◆ **WHAT THE TASK REQUIRES**:
Write out the full set of records below exactly.

◆ **EXTRACTED RECORDS**:
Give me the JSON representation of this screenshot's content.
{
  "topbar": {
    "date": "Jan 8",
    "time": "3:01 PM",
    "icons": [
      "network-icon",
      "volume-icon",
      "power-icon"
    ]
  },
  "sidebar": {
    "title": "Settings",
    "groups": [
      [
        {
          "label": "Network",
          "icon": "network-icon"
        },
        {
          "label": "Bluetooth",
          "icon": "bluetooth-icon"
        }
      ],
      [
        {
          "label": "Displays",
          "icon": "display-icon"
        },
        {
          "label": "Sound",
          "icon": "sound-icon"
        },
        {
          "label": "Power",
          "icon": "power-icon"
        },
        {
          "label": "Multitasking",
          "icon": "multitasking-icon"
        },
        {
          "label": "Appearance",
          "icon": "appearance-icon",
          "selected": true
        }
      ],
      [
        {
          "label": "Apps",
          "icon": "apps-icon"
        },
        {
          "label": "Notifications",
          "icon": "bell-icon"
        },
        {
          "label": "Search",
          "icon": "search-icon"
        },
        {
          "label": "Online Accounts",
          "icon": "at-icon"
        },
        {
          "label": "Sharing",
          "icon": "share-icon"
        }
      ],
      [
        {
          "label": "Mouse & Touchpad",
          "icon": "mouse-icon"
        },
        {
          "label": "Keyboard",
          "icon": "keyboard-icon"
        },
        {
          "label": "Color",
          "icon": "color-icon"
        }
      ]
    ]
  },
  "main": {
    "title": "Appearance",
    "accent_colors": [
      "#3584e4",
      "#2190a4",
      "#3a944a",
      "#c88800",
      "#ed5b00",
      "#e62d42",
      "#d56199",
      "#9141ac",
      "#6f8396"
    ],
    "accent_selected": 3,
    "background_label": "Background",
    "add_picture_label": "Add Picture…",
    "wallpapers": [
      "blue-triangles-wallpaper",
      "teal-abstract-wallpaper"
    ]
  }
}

◆ **SOLVED EXERCISE**:
Give me the JSON representation of this screenshot's content.
{
  "topbar": {
    "date": "Jan 8",
    "time": "3:01 PM",
    "icons": [
      "network-icon",
      "volume-icon",
      "power-icon"
    ]
  },
  "sidebar": {
    "title": "Settings",
    "groups": [
      [
        {
          "label": "Network",
          "icon": "network-icon"
        },
        {
          "label": "Bluetooth",
          "icon": "bluetooth-icon"
        }
      ],
      [
        {
          "label": "Displays",
          "icon": "display-icon"
        },
        {
          "label": "Sound",
          "icon": "sound-icon"
        },
        {
          "label": "Power",
          "icon": "power-icon"
        },
        {
          "label": "Multitasking",
          "icon": "multitasking-icon"
        },
        {
          "label": "Appearance",
          "icon": "appearance-icon",
          "selected": true
        }
      ],
      [
        {
          "label": "Apps",
          "icon": "apps-icon"
        },
        {
          "label": "Notifications",
          "icon": "bell-icon"
        },
        {
          "label": "Search",
          "icon": "search-icon"
        },
        {
          "label": "Online Accounts",
          "icon": "at-icon"
        },
        {
          "label": "Sharing",
          "icon": "share-icon"
        }
      ],
      [
        {
          "label": "Mouse & Touchpad",
          "icon": "mouse-icon"
        },
        {
          "label": "Keyboard",
          "icon": "keyboard-icon"
        },
        {
          "label": "Color",
          "icon": "color-icon"
        }
      ]
    ]
  },
  "main": {
    "title": "Appearance",
    "accent_colors": [
      "#3584e4",
      "#2190a4",
      "#3a944a",
      "#c88800",
      "#ed5b00",
      "#e62d42",
      "#d56199",
      "#9141ac",
      "#6f8396"
    ],
    "accent_selected": 3,
    "background_label": "Background",
    "add_picture_label": "Add Picture…",
    "wallpapers": [
      "blue-triangles-wallpaper",
      "teal-abstract-wallpaper"
    ]
  }
}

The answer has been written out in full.